**EXERCISE DESCRIPTION**: Take every line from the material that has the word "true" in it.

**DATASET CONTENT**:

■ ■ ■ ■

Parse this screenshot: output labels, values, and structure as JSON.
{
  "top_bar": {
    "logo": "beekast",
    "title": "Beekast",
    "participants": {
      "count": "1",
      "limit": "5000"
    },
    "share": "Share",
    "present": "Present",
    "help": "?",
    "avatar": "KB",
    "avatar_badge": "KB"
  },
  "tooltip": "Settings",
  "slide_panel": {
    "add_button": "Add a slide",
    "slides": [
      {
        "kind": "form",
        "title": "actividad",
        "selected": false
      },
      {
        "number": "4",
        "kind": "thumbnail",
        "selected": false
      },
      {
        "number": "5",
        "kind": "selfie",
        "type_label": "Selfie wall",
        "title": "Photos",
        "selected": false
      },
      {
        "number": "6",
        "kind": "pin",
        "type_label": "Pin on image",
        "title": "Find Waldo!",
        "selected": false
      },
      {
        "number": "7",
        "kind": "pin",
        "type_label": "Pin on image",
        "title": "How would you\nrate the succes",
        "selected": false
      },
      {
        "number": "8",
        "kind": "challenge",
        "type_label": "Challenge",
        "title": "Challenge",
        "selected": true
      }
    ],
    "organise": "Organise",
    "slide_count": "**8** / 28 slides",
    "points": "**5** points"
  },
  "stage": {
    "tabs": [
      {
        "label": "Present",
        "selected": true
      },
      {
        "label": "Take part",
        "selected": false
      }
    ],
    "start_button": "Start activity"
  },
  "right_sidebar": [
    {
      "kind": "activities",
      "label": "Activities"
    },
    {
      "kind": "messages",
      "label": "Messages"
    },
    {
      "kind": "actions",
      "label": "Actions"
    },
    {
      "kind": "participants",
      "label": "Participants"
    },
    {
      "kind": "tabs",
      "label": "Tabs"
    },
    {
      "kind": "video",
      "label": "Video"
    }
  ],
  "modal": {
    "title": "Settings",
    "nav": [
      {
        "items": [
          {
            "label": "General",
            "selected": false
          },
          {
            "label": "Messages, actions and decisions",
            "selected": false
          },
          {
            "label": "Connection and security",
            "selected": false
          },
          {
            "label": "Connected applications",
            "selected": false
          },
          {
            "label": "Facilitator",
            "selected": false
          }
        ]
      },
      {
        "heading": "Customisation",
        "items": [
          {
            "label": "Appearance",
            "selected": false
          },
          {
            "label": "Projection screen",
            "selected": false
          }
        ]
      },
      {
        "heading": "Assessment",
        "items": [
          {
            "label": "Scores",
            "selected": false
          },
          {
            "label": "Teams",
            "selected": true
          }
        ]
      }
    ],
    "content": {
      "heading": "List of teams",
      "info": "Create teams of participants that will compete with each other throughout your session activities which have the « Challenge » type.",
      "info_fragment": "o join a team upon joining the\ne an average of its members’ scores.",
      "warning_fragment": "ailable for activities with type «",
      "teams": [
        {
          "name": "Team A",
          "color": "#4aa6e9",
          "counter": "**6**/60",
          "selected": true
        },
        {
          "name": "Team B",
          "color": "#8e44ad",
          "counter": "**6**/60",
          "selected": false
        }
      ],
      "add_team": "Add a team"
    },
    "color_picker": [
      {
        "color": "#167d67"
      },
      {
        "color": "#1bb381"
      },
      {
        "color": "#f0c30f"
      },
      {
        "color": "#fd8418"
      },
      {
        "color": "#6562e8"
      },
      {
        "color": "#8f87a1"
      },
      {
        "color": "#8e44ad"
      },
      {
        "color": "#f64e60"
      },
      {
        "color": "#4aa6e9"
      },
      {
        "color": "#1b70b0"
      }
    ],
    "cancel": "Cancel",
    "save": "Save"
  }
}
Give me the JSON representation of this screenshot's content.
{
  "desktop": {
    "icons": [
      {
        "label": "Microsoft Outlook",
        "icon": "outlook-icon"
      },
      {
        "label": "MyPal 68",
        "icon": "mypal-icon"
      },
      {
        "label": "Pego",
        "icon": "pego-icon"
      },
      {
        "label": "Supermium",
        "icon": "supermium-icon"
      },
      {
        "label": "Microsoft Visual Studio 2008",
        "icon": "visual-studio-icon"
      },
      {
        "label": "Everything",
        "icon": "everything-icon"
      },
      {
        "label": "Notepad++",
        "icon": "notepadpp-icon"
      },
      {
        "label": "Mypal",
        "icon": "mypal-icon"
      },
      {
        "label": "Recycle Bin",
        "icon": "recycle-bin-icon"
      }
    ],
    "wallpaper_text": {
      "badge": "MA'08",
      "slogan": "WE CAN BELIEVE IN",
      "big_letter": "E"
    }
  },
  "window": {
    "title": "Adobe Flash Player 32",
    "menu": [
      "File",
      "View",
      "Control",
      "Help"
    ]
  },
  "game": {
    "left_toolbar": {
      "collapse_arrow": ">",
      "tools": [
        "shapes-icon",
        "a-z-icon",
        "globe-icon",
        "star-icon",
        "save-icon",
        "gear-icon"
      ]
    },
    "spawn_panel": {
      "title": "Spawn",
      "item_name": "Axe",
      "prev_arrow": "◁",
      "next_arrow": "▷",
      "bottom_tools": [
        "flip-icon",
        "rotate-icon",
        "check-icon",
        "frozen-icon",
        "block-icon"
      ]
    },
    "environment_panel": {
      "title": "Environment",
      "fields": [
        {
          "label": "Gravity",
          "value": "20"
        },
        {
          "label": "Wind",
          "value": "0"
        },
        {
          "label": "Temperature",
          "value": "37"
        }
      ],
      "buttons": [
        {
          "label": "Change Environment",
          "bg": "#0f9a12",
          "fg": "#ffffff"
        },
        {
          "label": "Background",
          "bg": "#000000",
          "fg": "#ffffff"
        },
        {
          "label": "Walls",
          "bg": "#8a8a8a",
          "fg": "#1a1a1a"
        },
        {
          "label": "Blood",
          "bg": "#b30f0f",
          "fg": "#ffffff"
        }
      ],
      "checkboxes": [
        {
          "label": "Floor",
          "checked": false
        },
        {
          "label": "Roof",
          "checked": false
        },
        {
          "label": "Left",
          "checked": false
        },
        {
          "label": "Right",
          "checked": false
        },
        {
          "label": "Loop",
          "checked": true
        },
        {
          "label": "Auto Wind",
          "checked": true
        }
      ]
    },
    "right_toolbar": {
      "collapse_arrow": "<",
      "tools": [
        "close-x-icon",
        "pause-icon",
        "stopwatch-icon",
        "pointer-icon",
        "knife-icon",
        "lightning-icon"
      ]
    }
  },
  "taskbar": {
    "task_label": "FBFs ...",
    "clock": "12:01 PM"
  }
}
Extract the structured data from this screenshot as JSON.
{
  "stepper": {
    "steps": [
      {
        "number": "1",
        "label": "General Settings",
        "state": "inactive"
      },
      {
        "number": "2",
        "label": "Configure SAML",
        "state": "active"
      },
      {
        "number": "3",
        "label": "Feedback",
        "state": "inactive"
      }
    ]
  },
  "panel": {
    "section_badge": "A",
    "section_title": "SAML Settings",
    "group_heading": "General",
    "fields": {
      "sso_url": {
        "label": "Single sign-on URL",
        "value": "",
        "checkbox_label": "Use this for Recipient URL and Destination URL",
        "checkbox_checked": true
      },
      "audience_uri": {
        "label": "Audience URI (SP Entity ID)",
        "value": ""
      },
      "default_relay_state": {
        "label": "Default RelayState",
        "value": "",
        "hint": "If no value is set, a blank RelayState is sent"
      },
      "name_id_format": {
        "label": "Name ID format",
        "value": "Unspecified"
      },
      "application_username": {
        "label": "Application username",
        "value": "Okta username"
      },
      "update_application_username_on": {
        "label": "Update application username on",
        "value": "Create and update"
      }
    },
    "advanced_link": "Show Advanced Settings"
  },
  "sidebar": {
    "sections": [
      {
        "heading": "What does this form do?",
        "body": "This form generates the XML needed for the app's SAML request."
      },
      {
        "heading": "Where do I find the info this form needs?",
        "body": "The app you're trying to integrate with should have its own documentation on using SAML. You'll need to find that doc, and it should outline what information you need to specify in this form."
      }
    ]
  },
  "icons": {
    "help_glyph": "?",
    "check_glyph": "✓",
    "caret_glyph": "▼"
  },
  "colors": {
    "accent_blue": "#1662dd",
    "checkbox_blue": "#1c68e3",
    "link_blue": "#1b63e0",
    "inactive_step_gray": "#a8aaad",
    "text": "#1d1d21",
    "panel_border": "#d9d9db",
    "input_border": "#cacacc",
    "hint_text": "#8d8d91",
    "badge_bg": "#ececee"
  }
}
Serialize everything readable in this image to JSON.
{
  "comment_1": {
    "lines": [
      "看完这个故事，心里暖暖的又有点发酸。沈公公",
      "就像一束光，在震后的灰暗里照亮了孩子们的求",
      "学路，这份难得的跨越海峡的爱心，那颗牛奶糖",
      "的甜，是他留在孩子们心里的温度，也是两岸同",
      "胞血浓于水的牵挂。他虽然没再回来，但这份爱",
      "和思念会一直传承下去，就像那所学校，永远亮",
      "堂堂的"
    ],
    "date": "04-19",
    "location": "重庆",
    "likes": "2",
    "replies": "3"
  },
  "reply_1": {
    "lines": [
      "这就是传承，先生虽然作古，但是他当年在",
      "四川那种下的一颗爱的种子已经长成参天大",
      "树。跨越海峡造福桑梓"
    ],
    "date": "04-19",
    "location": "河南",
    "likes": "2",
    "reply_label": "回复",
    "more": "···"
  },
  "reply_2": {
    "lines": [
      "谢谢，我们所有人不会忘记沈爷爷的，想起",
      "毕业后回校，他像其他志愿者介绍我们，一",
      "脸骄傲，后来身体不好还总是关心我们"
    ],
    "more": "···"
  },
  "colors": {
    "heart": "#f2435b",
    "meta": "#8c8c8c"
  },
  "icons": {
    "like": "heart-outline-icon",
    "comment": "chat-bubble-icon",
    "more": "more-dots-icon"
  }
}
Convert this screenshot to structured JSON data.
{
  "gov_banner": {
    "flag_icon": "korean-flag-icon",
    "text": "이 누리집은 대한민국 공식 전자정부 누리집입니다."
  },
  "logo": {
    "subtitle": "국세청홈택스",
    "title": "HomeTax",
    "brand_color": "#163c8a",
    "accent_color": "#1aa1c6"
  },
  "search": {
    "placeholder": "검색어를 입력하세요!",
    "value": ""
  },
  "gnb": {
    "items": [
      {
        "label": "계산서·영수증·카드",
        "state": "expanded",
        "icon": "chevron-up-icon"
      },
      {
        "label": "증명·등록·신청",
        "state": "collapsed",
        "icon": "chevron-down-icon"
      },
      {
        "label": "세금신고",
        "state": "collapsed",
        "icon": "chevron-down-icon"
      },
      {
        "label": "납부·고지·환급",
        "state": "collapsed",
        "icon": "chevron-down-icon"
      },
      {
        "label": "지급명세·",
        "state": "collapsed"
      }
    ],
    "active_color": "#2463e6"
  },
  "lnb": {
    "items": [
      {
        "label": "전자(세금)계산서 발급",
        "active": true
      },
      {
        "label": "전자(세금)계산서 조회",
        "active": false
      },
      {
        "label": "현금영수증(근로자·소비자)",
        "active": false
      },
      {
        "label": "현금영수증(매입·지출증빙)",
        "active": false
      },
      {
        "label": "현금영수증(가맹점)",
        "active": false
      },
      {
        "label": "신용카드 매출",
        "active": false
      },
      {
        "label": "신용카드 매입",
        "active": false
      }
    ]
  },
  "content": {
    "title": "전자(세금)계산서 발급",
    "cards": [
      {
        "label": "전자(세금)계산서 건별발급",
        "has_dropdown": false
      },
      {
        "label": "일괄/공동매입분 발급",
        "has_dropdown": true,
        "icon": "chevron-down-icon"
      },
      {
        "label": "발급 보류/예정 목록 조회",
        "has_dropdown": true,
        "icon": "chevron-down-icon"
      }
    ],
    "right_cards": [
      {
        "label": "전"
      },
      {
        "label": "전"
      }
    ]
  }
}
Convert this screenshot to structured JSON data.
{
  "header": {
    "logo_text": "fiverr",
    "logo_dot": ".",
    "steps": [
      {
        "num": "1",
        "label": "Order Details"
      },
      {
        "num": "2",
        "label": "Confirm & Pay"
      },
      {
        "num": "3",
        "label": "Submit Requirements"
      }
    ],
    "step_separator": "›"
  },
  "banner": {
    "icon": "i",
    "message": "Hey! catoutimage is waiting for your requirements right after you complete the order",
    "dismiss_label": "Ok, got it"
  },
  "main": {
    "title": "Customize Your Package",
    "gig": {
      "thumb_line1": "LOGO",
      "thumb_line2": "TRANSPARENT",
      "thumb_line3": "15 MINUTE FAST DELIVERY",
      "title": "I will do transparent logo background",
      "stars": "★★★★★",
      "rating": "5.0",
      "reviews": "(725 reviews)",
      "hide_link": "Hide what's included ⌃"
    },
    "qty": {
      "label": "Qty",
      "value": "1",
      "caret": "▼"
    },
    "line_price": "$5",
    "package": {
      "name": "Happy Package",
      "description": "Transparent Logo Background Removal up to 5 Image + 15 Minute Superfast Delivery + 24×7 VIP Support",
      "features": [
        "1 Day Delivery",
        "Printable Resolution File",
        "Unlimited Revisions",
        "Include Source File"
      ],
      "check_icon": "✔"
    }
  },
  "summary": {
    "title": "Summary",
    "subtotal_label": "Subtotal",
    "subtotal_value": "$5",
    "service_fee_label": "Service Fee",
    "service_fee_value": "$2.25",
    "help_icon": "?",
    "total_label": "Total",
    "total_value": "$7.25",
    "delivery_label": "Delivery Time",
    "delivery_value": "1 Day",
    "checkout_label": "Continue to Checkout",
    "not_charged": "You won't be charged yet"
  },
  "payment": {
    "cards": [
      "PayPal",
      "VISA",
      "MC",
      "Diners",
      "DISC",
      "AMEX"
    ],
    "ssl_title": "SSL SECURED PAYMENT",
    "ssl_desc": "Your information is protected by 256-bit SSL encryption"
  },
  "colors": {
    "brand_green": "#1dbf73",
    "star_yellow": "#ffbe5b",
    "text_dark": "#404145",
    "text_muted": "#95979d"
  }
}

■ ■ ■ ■

**RESPONSE TO THIS EXERCISE**:
        "selected": true
        "selected": true
            "selected": true
          "selected": true
          "checked": true
          "checked": true
        "checkbox_checked": true
        "active": true
        "has_dropdown": true,
        "has_dropdown": true,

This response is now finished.